In the guise of interpreting the California constitution, the state's Supreme Court on May 15 made certain that the issue of same-sex marriage will be a national one in the 2008 presidential race. The 4-3 decision ripped away the presumed middle ground on the issue and (assuming the court grants no stay of implementation before mid-June) all but issues an invitation to out-of-state same-sex couples to migrate to California to be married between now and Election Day, November 4. This in turn makes certain that the federal courts will have the option of reinvolving themselves within a matter of months, regardless of the outcome of California's referendum on a constitutional amendment restoring traditional marriage.
First, on the destruction of the middle ground: The majority opinion by Chief Justice Ronald George, a Pete Wilson appointee, ruled that decisions by the California legislature to give same-sex domestic partnerships every right enjoyed by married couples are not enough. These partnerships must also be given the name of marriage. Any decision to deny, not the benefits, but the word "marriage" is the equivalent of the "separate but equal" rationale used by racists of bygone days to uphold segregation in southern public schools.
For politicians trying to walk down the middle of the road, leaving supporters of traditional marriage the term "marriage" while awarding gay couples some or all of the benefits of marriage, there has to be a feeling of Catch-22. Give in to the gay rights movement on substance, and judges will still equate you with the Ku Klux Klan and find your willingness to compromise a decisive reason for finishing the job. At one point in his book-length opinion, Chief Justice George helpfully indicated that his opinion might have been more moderate if California legislators had denied some of the economic benefits of marriage to gay couples.
Second, on California's immediate future as a national Mecca and pilot project for same-sex marriage: When the Massachusetts Supreme Court legalized same-sex marriage in 2003, the state already had a residency requirement on the books effectively prohibiting couples from coming to Massachusetts to marry. California puts up no such barrier.
The fact that a state constitutional amendment may end same-sex marriage in California if passed by state voters on November 4--the first polling since the decision indicates the amendment has roughly a 3-2 lead--makes couples more rather than less likely to jam into California's wedding venues in the weeks and months before the election. That is because passage of the amendment would bring an abrupt end to same-sex weddings in California without in any way invalidating the marriages performed during the four-month window between mid-June and early November. In these four-plus months, same-sex marriages performed in California will have the force of law thanks to the state's Supreme Court, and even after a voter reversal, should it occur, California officials may have no ground for regarding the couples married during the window as anything other than legally married.
This should in turn prompt the long-awaited challenge in federal courts to the Defense of Marriage Act (DOMA) of 1996, passed overwhelmingly by Congress and signed into law by President Clinton.

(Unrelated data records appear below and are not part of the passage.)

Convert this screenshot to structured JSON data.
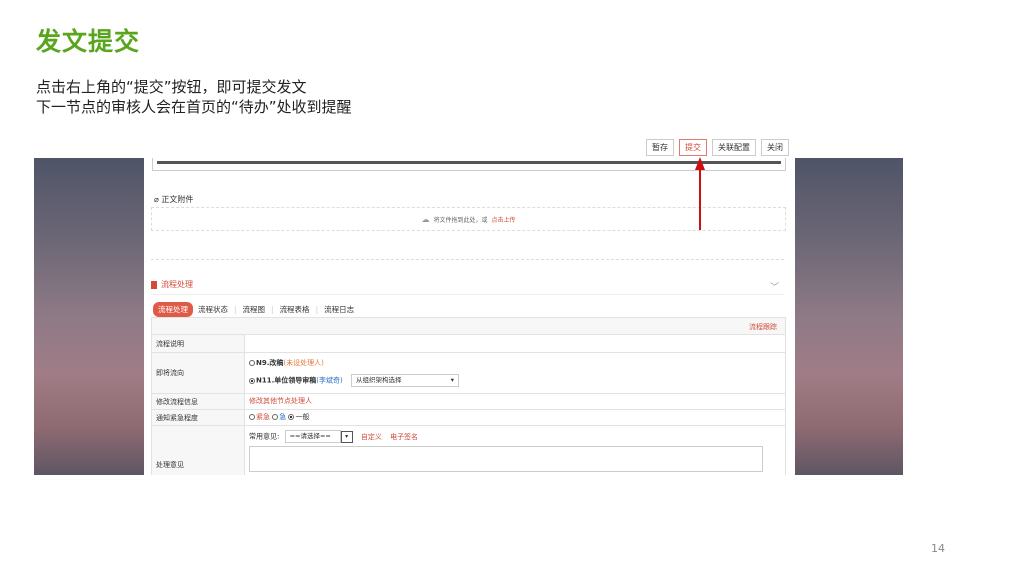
{
  "slide": {
    "title": "发文提交",
    "line1": "点击右上角的“提交”按钮，即可提交发文",
    "line2": "下一节点的审核人会在首页的“待办”处收到提醒",
    "page_number": "14"
  },
  "toolbar": {
    "save": "暂存",
    "submit": "提交",
    "config": "关联配置",
    "close": "关闭"
  },
  "attachment": {
    "label": "正文附件",
    "drop_text": "将文件拖到此处，或",
    "upload_link": "点击上传"
  },
  "process": {
    "section_title": "流程处理",
    "tabs": [
      "流程处理",
      "流程状态",
      "流程图",
      "流程表格",
      "流程日志"
    ],
    "follow_link": "流程跟踪",
    "rows": {
      "desc_label": "流程说明",
      "flow_label": "即将流向",
      "n9_text": "N9.改稿",
      "n9_note": "(未设处理人)",
      "n11_text": "N11.单位领导审稿",
      "n11_person": "(李斌奇)",
      "n11_select": "从组织架构选择",
      "modify_label": "修改流程信息",
      "modify_link": "修改其他节点处理人",
      "urgency_label": "通知紧急程度",
      "urgency_options": [
        "紧急",
        "急",
        "一般"
      ],
      "opinion_label": "处理意见",
      "common_label": "常用意见:",
      "common_select": "==请选择==",
      "custom_link": "自定义",
      "sign_link": "电子签名"
    }
  },
  "colors": {
    "title_green": "#5aa51e",
    "accent_red": "#d24b3a",
    "arrow_red": "#cc1010"
  }
}
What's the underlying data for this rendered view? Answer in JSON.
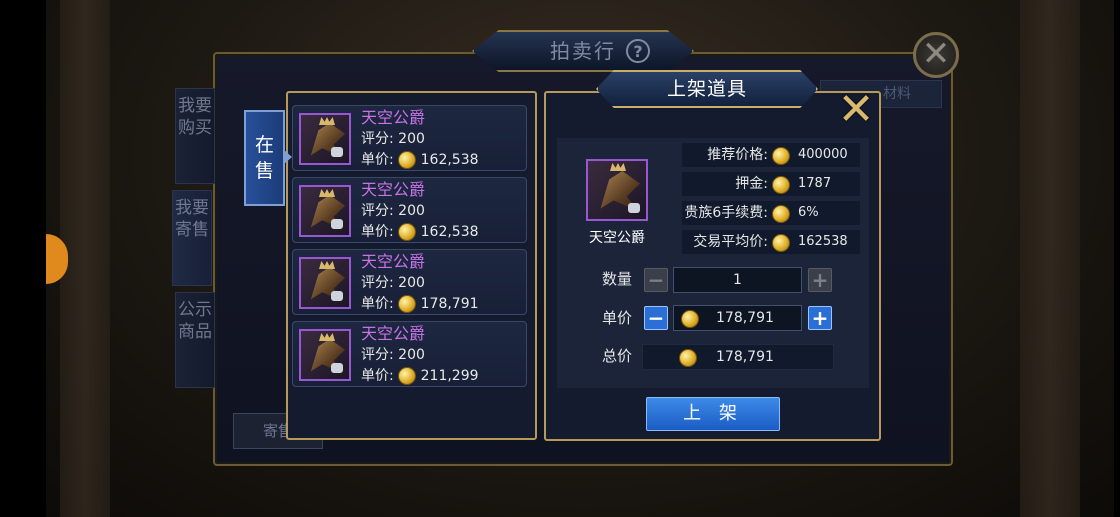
{
  "window": {
    "title": "拍卖行",
    "help_icon": "?",
    "close_icon": "✕",
    "side_tabs": [
      "我要购买",
      "我要寄售",
      "公示商品"
    ],
    "consign_button": "寄售",
    "partial_tab_text": "材料"
  },
  "listings": {
    "tab_label": "在售",
    "items": [
      {
        "name": "天空公爵",
        "score_label": "评分:",
        "score": "200",
        "price_label": "单价:",
        "price": "162,538"
      },
      {
        "name": "天空公爵",
        "score_label": "评分:",
        "score": "200",
        "price_label": "单价:",
        "price": "162,538"
      },
      {
        "name": "天空公爵",
        "score_label": "评分:",
        "score": "200",
        "price_label": "单价:",
        "price": "178,791"
      },
      {
        "name": "天空公爵",
        "score_label": "评分:",
        "score": "200",
        "price_label": "单价:",
        "price": "211,299"
      }
    ]
  },
  "dialog": {
    "title": "上架道具",
    "close_icon": "✕",
    "item_name": "天空公爵",
    "info": [
      {
        "label": "推荐价格:",
        "value": "400000"
      },
      {
        "label": "押金:",
        "value": "1787"
      },
      {
        "label": "贵族6手续费:",
        "value": "6%"
      },
      {
        "label": "交易平均价:",
        "value": "162538"
      }
    ],
    "quantity_label": "数量",
    "quantity": "1",
    "unit_price_label": "单价",
    "unit_price": "178,791",
    "total_label": "总价",
    "total": "178,791",
    "minus": "−",
    "plus": "+",
    "submit": "上 架"
  },
  "colors": {
    "accent_gold": "#b59a5a",
    "item_purple": "#c772e6",
    "button_blue": "#2a6fd6"
  },
  "icons": [
    "help-icon",
    "close-icon",
    "coin-icon",
    "item-icon",
    "minus-icon",
    "plus-icon"
  ]
}
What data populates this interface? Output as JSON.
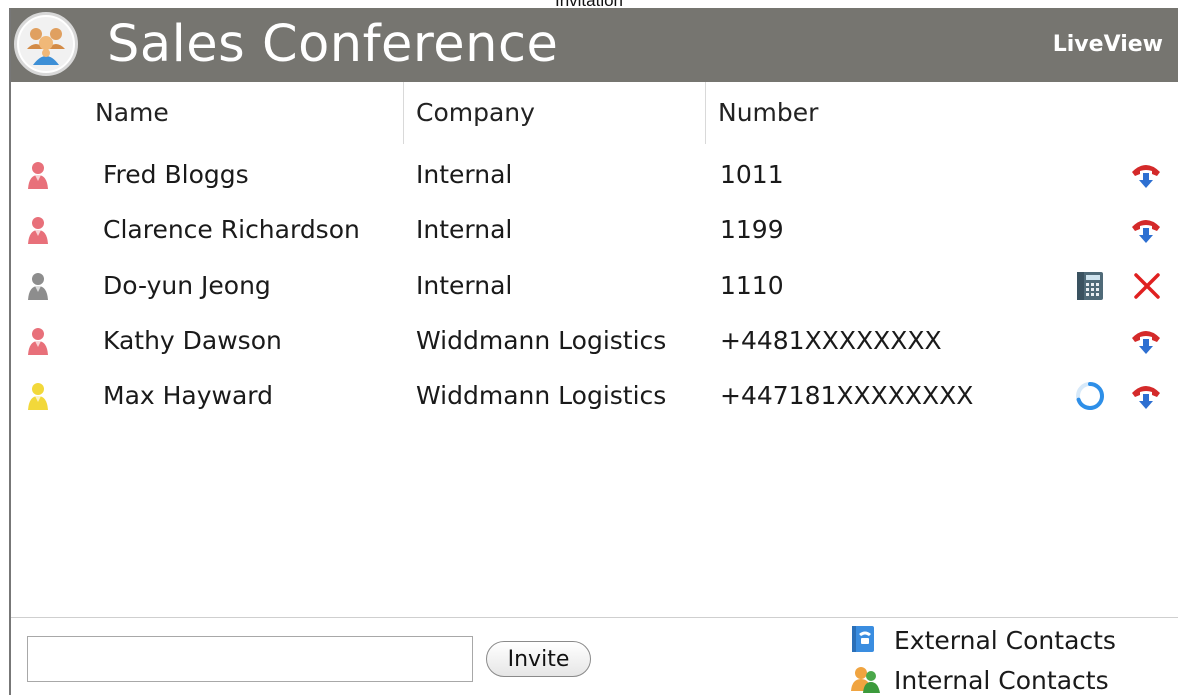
{
  "caption": "Invitation",
  "header": {
    "title": "Sales Conference",
    "liveview_label": "LiveView",
    "logo_icon": "conference-group-icon"
  },
  "columns": {
    "name": "Name",
    "company": "Company",
    "number": "Number"
  },
  "participants": [
    {
      "name": "Fred Bloggs",
      "company": "Internal",
      "number": "1011",
      "status": "connected",
      "status_color": "#e8707a",
      "actions": [
        "hangup-icon"
      ]
    },
    {
      "name": "Clarence Richardson",
      "company": "Internal",
      "number": "1199",
      "status": "connected",
      "status_color": "#e8707a",
      "actions": [
        "hangup-icon"
      ]
    },
    {
      "name": "Do-yun Jeong",
      "company": "Internal",
      "number": "1110",
      "status": "idle",
      "status_color": "#8d8d8d",
      "actions": [
        "dialpad-icon",
        "remove-icon"
      ]
    },
    {
      "name": "Kathy Dawson",
      "company": "Widdmann Logistics",
      "number": "+4481XXXXXXXX",
      "status": "connected",
      "status_color": "#e8707a",
      "actions": [
        "hangup-icon"
      ]
    },
    {
      "name": "Max Hayward",
      "company": "Widdmann Logistics",
      "number": "+447181XXXXXXXX",
      "status": "ringing",
      "status_color": "#f2d83a",
      "actions": [
        "loading-spinner-icon",
        "hangup-icon"
      ]
    }
  ],
  "footer": {
    "invite_value": "",
    "invite_button": "Invite",
    "external_contacts": "External Contacts",
    "internal_contacts": "Internal Contacts"
  },
  "colors": {
    "titlebar": "#767570",
    "hangup_red": "#d42a2a",
    "remove_red": "#e02020",
    "spinner_blue": "#2e8fe8"
  }
}
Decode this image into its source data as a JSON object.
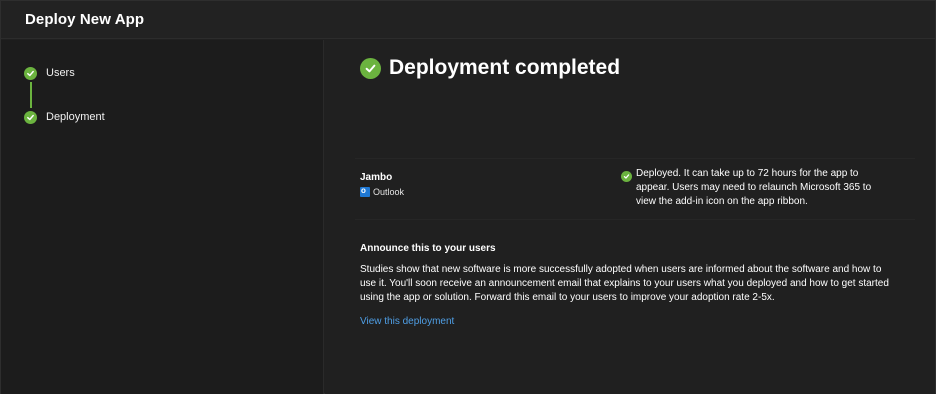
{
  "header": {
    "title": "Deploy New App"
  },
  "steps": [
    {
      "label": "Users",
      "status_icon": "check-circle-icon"
    },
    {
      "label": "Deployment",
      "status_icon": "check-circle-icon"
    }
  ],
  "main": {
    "title": "Deployment completed",
    "app": {
      "name": "Jambo",
      "host": "Outlook",
      "host_icon": "outlook-icon",
      "status": "Deployed. It can take up to 72 hours for the app to appear. Users may need to relaunch Microsoft 365 to view the add-in icon on the app ribbon."
    },
    "announce": {
      "title": "Announce this to your users",
      "body": "Studies show that new software is more successfully adopted when users are informed about the software and how to use it. You'll soon receive an announcement email that explains to your users what you deployed and how to get started using the app or solution. Forward this email to your users to improve your adoption rate 2-5x.",
      "link": "View this deployment"
    }
  },
  "colors": {
    "success": "#6bb33f",
    "link": "#4f9fe6",
    "background": "#202020"
  }
}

The purpose of DOMA was to enable states favoring traditional marriage to avoid the consequences of the Full Faith and Credit provision in the Constitution. This provision allows beneficiaries of one state's laws to go to another state without forfeiting those benefits. Many legal observers believe DOMA is unlikely to survive court challenge, given the mind-set of the federal judiciary and the existence, thanks to the judges in California, of newly "married" couples in most other states with clear standing to sue.
As to the presidential race, neither John McCain nor Barack Obama will be able to campaign in California without answering detailed questions on the court decision and (assuming it goes to ballot) the referendum to overturn it by amending the state constitution. In fact, McCain has prospectively endorsed the California amendment, whereas Obama has said he "respects" the decision of the court. While nominally in favor of marriage as being between a man and a woman, Obama will not favor a Yes vote on the ballot measure, which is California's only chance to restore the definition Obama says he favors.
But respecting the decision of one state's high court to ratify same-sex marriage does not commit Obama to spreading same-sex marriage everywhere else--does it?
In real terms, it does. The Defense of Marriage Act is now the only (very shaky) legal barrier standing in the path of nationally mandated recognition of same-sex marriage. What is Obama's stance on DOMA? He recently endorsed its repeal.
Needless to say, Obama also opposes amending the U.S. Constitution to protect traditional marriage, even though with DOMA overturned or repealed a federal amendment would become the only possible means of achieving that end. (McCain has also opposed the federal amendment, but he has indicated he will endorse it if the state-by-state decision-making he favors becomes impossible.)
Finally, the California decision brings front and center the two candidates' views of judicial appointments. McCain is committed to selecting advocates of judicial restraint, along the lines of recently confirmed justices John Roberts and Samuel Alito. Obama voted against both Roberts and Alito. His criteria for selection would be "what is in the judge's heart" and "one's deepest values, one's core concerns, one's broader perspectives on how the world works, and the depth and breadth of one's empathy."
Thanks in large part to four justices in California, the choices on November 4, in the nation as well as in California, could not be clearer or more consequential.
Jeffrey Bell, a visiting fellow at the Ethics and Public Policy Center, is writing a book on social conservatism to be published by Encounter Books in 2009.